RAW DATA →
--- START ---

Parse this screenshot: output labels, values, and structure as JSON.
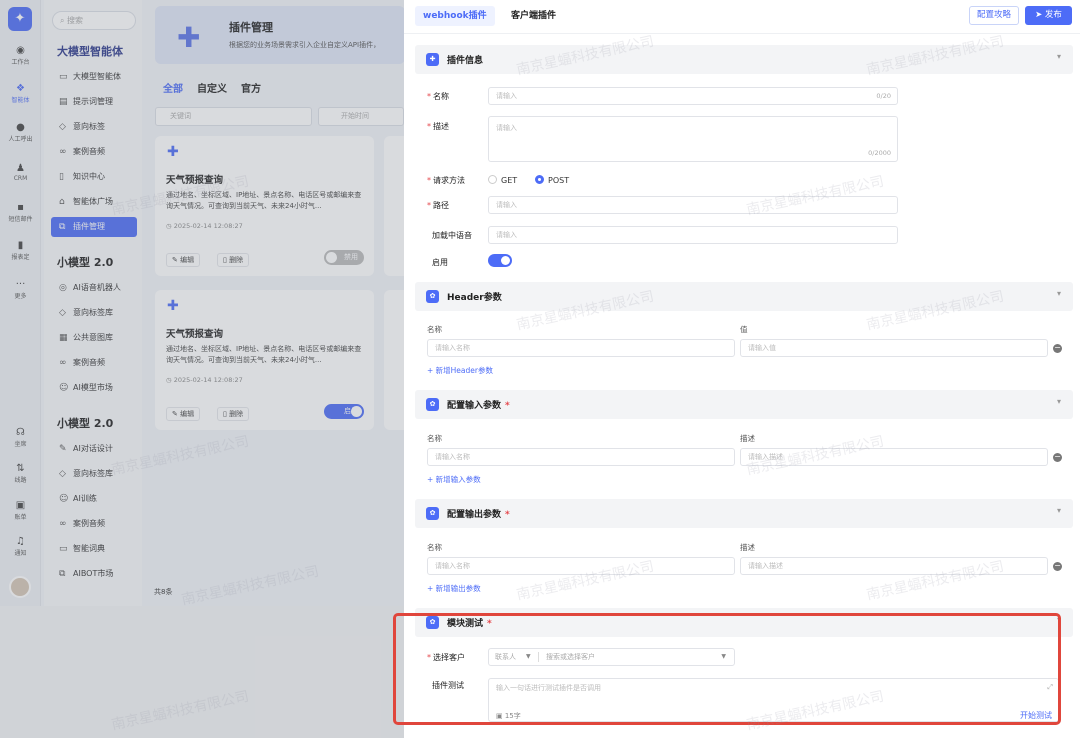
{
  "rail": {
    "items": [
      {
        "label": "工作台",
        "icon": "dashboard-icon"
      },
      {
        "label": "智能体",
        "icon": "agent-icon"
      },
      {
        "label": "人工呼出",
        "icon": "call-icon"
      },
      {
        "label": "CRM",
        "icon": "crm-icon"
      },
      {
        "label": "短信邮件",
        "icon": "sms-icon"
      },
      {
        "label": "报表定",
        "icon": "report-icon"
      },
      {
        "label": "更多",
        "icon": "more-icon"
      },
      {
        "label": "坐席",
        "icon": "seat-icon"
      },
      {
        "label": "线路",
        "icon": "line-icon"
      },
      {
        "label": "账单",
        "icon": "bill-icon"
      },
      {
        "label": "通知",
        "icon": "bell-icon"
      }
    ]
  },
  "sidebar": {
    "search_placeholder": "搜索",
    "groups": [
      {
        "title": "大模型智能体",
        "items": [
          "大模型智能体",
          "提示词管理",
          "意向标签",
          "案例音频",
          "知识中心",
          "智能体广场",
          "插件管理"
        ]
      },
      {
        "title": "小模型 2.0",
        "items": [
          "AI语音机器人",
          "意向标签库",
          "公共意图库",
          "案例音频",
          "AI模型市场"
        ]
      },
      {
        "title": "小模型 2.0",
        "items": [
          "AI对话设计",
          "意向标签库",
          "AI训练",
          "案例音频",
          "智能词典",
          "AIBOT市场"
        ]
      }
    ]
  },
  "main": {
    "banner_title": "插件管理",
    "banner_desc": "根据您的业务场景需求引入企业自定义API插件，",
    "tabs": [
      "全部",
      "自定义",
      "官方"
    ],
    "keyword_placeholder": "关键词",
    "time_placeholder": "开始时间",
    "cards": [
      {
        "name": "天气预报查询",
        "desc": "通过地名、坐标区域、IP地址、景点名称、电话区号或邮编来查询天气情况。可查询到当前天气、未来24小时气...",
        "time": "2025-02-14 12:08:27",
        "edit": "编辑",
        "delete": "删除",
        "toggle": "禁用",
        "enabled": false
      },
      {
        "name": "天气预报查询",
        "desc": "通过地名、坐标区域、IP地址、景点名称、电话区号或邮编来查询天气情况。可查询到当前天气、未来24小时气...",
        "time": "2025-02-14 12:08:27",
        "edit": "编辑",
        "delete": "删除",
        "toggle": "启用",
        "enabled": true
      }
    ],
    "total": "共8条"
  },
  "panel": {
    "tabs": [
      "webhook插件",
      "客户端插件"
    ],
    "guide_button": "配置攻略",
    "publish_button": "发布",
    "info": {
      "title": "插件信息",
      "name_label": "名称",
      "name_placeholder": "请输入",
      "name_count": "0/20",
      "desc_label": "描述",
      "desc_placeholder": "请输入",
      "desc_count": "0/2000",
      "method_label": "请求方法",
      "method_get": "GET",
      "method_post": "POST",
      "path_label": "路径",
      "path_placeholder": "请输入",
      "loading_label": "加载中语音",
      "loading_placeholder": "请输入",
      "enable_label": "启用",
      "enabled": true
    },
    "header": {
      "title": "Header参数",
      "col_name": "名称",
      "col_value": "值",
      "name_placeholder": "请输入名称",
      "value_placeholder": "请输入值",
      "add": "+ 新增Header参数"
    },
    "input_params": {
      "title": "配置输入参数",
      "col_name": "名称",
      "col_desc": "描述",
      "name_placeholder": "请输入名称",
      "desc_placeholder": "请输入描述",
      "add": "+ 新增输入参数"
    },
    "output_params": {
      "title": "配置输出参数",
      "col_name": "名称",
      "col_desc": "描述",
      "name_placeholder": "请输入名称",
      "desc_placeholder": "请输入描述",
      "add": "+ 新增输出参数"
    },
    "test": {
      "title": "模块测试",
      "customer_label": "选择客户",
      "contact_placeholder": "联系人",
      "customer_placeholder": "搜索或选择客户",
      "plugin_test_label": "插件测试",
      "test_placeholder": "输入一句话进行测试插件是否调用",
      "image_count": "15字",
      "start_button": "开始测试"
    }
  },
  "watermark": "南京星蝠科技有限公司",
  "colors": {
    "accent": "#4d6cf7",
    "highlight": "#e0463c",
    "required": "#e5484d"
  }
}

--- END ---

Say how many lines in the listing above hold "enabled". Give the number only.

3